    // and respond
    connection.query('SELECT * FROM Table', (err, doc) => {
        connection.end();

        if (err) {
            res.json(err);
        }
        else {
            res.json(doc);
        }
    });

});

This is a very simple way to connect to a database: for every request that we get, we connect to the database, fetch the results, end the connection, and respond. But it has a drawback: it is slow and does not support several connections at the same time.

To solve this problem, we can use a pool of connections - a cache of database connections that can be reused and can handle several connections at the same time. This is how it would look like using a pool:

const mysql = require('mysql');
const express = require('express');
const app = express();

const dbSettings = {
    connectionLimit : 100,

    host    : 'localhost',
    user    : 'root',
    password: 'password',
    database: 'myDatabase'
};

const pool = mysql.createPool(dbSettings);

// Index route
app.get('/', (req, res) => {

    pool.getConnection((err, connection) => {
        if (err) {
            res.json(err);
            return;
        }

        // Here we get all rows from a table, end the connection,
        // and respond
        connection.query('SELECT * FROM Table', (err, doc) => {
            connection.release();

            if (err) {
                res.json(err);
            }
            else {
                res.json(doc);
            }
        });
    });
});

This is a much better way to handle connections in production.

For NoSQL, however, the pattern that I found was a bit different: instead of starting the server before anything, we first connect to the database, and then we start the server. The connections will be kept alive until the application is terminated:

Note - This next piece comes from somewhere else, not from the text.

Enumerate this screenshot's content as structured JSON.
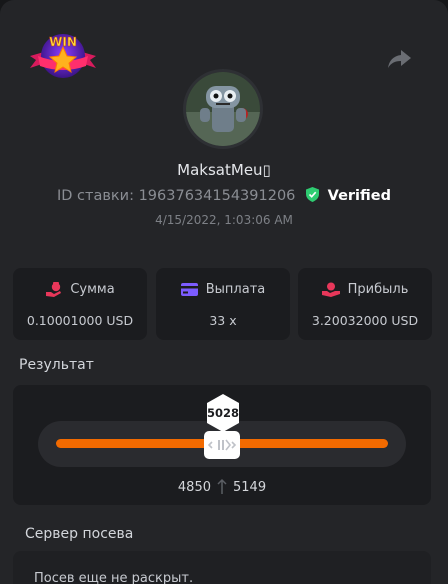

const mongodb = require('mongodb').MongoClient;
const express = require('express');
const app = express();

// Index route
app.get('/', (req, res) => {

    // Here we just get any document from a collection and respond
    app.locals.db.collection('myCollection').findOne({}, (err, doc) => {
        if (err) {
            res.json(err);
        }
        else {
            res.json(doc);
        }
    });

});

// Connecting to MongoDB before starting the server
mongodb.connect('mongodb://localhost:27017/myDatabase', (err, db) => {

    // Aborting in case of error
    if (err) {
        console.log('Unable to connect to Mongo.');
        process.exit();
    }

    // Making the connection available to the application instance
    app.locals.db = db;

    // After the connection has been stablished, we listen for connections
    app.listen(3000, () => console.log('Listening on port 3000'));

});

cdot databases